Obama Nominates Gay Man to Fed. Court
BY Ryan Holman
April 23 2010 1:35 PM ET
President Obama made the first nomination of an openly gay man to a federal judgeship earlier
this month. Edward DuMont has been nominated to the U.S. court of appeals for the federal district, the only appeals court with national jurisdiction, Keen News Service reports.
During questioning by the Senate Judiciary Committee, DuMont explained his involvement with and support of gay legal groups. He is a member of the Gay, Lesbian, Bisexual, and Transgender Attorneys of Washington, a former member of the National LGBT Bar Association, and also a former member of Department of Justice Pride. His partner of 13 years is Newton Kendig, a doctor who worked with U.S. Public Health Services for federal prisons.

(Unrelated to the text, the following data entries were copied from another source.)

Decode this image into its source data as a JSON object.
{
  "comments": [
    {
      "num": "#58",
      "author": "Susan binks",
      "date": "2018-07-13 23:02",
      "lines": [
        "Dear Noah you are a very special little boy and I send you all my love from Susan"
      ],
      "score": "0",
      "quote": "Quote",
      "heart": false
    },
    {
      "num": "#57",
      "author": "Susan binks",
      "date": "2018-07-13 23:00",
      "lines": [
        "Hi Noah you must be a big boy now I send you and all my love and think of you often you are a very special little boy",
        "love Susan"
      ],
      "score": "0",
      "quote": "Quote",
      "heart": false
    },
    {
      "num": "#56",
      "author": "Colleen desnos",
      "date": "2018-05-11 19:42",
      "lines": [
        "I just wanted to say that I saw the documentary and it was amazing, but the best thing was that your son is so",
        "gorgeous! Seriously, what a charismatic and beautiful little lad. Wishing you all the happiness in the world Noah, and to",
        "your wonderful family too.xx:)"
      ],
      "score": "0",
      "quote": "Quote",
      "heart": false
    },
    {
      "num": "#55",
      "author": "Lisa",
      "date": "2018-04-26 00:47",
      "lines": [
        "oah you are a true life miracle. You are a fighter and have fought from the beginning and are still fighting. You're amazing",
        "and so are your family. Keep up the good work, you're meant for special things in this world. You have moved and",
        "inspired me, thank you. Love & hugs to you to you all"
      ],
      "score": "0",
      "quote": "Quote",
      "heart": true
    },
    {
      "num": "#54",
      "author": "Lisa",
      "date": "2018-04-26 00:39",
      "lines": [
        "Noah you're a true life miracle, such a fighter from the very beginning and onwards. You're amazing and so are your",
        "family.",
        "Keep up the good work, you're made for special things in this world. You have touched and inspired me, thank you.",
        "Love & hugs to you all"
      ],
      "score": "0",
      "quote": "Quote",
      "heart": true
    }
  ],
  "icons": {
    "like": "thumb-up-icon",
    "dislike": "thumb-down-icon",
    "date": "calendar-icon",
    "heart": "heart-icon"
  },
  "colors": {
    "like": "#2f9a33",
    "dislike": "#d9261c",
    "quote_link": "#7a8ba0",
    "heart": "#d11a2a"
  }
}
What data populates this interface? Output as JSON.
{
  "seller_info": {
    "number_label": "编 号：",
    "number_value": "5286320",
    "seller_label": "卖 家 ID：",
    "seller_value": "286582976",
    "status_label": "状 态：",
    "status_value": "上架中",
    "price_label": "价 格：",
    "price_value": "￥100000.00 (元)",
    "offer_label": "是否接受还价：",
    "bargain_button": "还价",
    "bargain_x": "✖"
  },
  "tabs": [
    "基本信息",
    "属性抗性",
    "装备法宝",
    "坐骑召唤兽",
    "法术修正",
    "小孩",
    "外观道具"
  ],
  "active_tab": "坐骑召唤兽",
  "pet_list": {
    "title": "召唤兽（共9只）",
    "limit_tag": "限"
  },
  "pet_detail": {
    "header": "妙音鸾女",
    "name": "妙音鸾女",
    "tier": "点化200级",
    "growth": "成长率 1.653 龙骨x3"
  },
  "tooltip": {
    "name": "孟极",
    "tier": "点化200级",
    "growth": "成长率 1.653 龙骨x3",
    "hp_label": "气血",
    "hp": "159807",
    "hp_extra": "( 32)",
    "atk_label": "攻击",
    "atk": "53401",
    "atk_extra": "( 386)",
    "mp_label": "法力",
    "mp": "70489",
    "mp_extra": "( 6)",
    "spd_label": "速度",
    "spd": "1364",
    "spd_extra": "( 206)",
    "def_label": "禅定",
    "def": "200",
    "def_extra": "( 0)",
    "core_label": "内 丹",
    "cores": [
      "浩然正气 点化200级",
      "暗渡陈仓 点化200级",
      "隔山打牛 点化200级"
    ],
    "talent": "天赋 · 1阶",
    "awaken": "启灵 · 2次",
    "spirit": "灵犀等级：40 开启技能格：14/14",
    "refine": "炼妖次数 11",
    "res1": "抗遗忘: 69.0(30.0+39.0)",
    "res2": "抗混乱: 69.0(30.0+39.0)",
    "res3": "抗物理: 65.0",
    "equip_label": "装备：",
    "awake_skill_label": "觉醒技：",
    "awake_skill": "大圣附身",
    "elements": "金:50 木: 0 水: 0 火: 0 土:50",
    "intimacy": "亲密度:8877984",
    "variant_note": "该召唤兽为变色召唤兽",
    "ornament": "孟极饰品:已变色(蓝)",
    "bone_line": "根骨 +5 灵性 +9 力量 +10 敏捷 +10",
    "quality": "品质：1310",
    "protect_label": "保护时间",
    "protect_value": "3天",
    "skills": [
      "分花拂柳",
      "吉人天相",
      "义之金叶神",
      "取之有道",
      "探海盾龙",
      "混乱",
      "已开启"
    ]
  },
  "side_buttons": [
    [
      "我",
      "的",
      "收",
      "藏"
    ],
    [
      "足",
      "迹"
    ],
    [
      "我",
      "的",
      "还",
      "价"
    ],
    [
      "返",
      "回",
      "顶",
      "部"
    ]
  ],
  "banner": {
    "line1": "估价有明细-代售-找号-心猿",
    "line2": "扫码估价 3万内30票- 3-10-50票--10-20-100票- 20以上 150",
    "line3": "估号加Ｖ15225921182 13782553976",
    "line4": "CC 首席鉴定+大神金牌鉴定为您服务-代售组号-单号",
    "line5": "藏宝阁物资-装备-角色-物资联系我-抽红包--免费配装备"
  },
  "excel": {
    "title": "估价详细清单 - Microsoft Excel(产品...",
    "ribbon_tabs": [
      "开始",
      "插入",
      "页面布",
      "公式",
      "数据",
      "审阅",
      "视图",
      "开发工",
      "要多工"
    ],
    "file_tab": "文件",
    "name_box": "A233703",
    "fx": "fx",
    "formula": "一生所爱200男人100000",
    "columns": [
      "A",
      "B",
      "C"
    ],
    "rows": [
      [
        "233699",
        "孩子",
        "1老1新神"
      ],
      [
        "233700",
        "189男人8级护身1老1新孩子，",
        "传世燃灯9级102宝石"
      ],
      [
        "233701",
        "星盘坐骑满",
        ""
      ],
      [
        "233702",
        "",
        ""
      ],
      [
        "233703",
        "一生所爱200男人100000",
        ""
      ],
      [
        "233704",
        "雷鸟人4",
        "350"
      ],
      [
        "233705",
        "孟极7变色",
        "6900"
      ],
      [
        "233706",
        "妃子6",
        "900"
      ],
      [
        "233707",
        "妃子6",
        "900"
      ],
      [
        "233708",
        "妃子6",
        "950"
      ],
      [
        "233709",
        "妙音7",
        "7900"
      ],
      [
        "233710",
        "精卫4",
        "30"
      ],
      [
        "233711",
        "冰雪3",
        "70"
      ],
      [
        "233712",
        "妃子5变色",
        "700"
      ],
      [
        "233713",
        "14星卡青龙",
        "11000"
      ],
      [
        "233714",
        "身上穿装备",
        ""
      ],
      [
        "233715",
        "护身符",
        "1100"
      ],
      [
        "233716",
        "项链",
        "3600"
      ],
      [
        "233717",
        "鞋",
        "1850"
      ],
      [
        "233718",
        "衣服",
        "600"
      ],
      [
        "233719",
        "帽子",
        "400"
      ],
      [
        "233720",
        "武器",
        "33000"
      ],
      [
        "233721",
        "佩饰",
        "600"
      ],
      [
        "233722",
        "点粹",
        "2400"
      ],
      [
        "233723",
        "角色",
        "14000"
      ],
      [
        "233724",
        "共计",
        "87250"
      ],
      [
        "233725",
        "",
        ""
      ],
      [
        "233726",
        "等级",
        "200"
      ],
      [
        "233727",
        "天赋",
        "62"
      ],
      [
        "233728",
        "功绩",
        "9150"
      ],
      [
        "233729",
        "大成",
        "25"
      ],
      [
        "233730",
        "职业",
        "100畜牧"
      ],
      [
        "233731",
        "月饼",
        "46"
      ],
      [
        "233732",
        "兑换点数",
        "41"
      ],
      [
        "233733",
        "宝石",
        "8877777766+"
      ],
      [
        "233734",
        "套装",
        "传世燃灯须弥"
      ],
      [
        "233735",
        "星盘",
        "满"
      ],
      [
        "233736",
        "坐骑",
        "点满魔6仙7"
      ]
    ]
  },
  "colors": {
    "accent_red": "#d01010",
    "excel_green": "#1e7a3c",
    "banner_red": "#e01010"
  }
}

Despite his connections to countless civil rights, environmental, and health advocacy organizations and the Democratic Party, he has gained broad support. His nomination is expected to attract at least some Republican support due to his backing of President Bush's 2002 controversial appeals court nomination of Miguel Estrada as well as his work for Reagan appointee Richard Posner. In the early 1990s he supported a religious group's petition for the right to use public school facilities; the U.S. Supreme Court in 1993 ruled unanimously for the religious group in Lamb's Chapel v. Center Moriches School District.

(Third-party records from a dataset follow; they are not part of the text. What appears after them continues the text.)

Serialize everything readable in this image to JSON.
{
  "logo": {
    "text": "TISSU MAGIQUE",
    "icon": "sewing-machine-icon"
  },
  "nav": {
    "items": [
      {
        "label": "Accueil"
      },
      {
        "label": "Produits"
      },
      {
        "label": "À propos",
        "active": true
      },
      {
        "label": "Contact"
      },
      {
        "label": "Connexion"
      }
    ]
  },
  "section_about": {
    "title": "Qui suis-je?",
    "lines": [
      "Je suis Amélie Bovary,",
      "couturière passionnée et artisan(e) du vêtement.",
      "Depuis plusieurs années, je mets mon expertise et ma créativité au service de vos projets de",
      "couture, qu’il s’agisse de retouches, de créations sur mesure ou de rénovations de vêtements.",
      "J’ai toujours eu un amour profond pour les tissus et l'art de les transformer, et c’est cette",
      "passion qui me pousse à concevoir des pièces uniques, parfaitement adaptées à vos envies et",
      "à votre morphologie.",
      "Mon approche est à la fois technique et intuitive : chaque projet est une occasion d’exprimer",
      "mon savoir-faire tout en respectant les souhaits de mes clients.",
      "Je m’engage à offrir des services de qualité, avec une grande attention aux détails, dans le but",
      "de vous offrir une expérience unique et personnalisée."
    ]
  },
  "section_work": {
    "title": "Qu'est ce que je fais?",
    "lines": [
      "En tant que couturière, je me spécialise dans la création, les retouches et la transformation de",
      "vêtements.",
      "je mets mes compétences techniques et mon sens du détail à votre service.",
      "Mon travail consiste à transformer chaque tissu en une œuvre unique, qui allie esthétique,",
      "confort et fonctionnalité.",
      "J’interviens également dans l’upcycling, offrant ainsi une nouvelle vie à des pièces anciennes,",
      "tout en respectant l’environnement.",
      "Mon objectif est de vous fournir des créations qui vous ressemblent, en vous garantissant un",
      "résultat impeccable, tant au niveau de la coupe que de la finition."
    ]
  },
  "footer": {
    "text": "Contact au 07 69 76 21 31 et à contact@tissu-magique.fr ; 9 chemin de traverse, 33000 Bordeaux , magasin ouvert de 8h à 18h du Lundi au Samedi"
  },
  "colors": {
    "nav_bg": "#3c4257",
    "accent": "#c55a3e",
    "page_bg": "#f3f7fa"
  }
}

The American Bar Association has given DuPont its highest rating. Human Rights Campaign legislative counsel Ty Cobb describes him as "unbelievably well-qualified."

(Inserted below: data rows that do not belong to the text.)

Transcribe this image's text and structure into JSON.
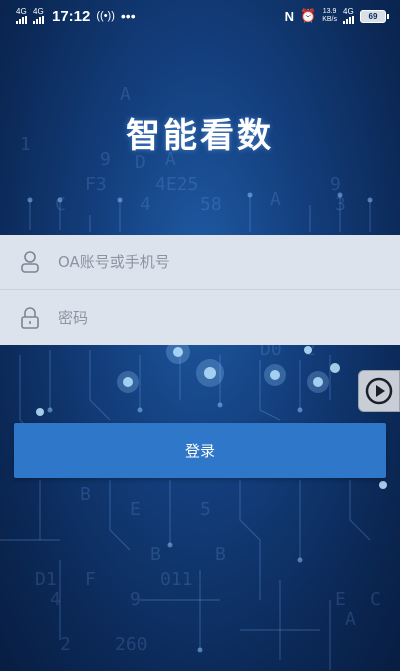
{
  "status_bar": {
    "network1": "4G",
    "network2": "4G",
    "time": "17:12",
    "speed_value": "13.9",
    "speed_unit": "KB/s",
    "network3": "4G",
    "battery": "69"
  },
  "app": {
    "title": "智能看数"
  },
  "login_form": {
    "account_placeholder": "OA账号或手机号",
    "password_placeholder": "密码",
    "account_value": "",
    "password_value": ""
  },
  "login_button": {
    "label": "登录"
  },
  "icons": {
    "account": "user-icon",
    "password": "lock-icon",
    "side": "play-icon"
  }
}
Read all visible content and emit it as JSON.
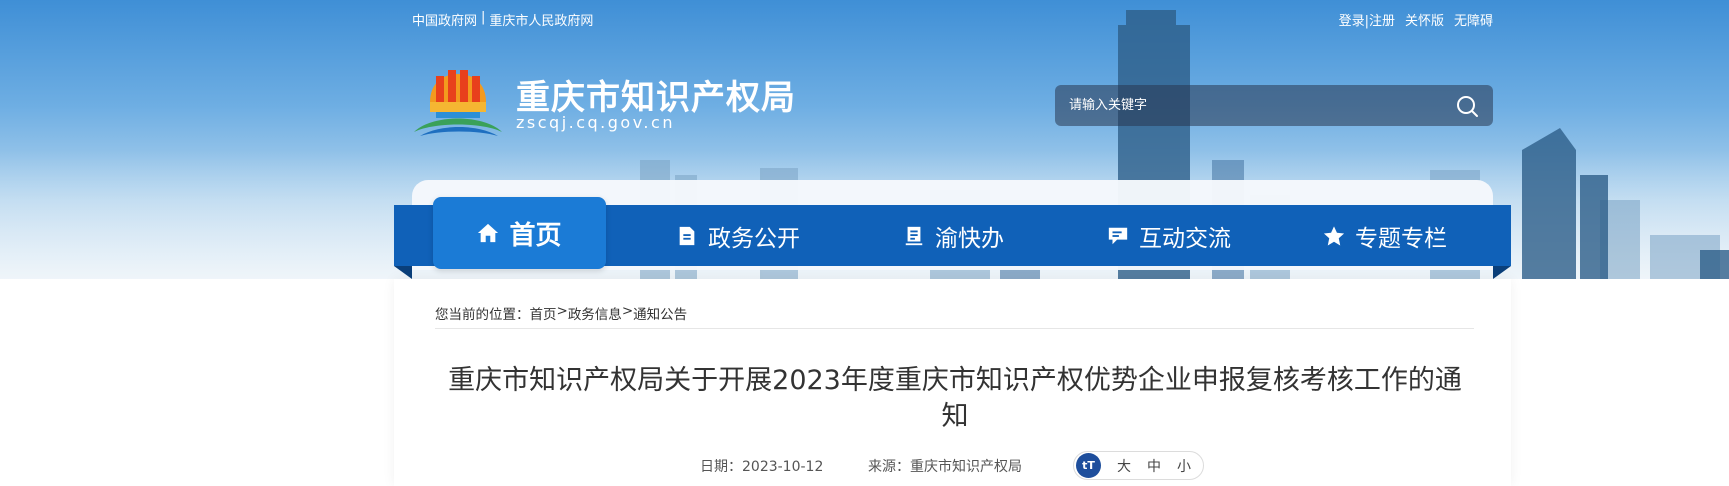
{
  "topbar": {
    "left_links": [
      "中国政府网",
      "|",
      "重庆市人民政府网"
    ],
    "right_links": [
      "登录|注册",
      "关怀版",
      "无障碍"
    ]
  },
  "header": {
    "title": "重庆市知识产权局",
    "domain": "zscqj.cq.gov.cn"
  },
  "search": {
    "placeholder": "请输入关键字",
    "icon": "search-icon"
  },
  "nav": {
    "items": [
      {
        "label": "首页",
        "icon": "home-icon",
        "active": true
      },
      {
        "label": "政务公开",
        "icon": "document-icon"
      },
      {
        "label": "渝快办",
        "icon": "book-icon"
      },
      {
        "label": "互动交流",
        "icon": "chat-icon"
      },
      {
        "label": "专题专栏",
        "icon": "star-icon"
      }
    ]
  },
  "breadcrumb": {
    "prefix": "您当前的位置：",
    "items": [
      "首页",
      "政务信息",
      "通知公告"
    ],
    "separator": ">"
  },
  "article": {
    "title": "重庆市知识产权局关于开展2023年度重庆市知识产权优势企业申报复核考核工作的通知",
    "date": "日期：2023-10-12",
    "source": "来源：重庆市知识产权局"
  },
  "font_size": {
    "icon_text": "tT",
    "options": [
      "大",
      "中",
      "小"
    ]
  },
  "colors": {
    "nav_bar": "#1061b8",
    "nav_active": "#1b7bd6",
    "text": "#333333"
  }
}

If confirmed by the Senate, he will be the third openly gay federal judge, after Deborah Batts and Emily Hewitt, both Clinton appointees, and the first openly gay man appointed at that level. He will also be the first openly gay judge of a federal appeals court.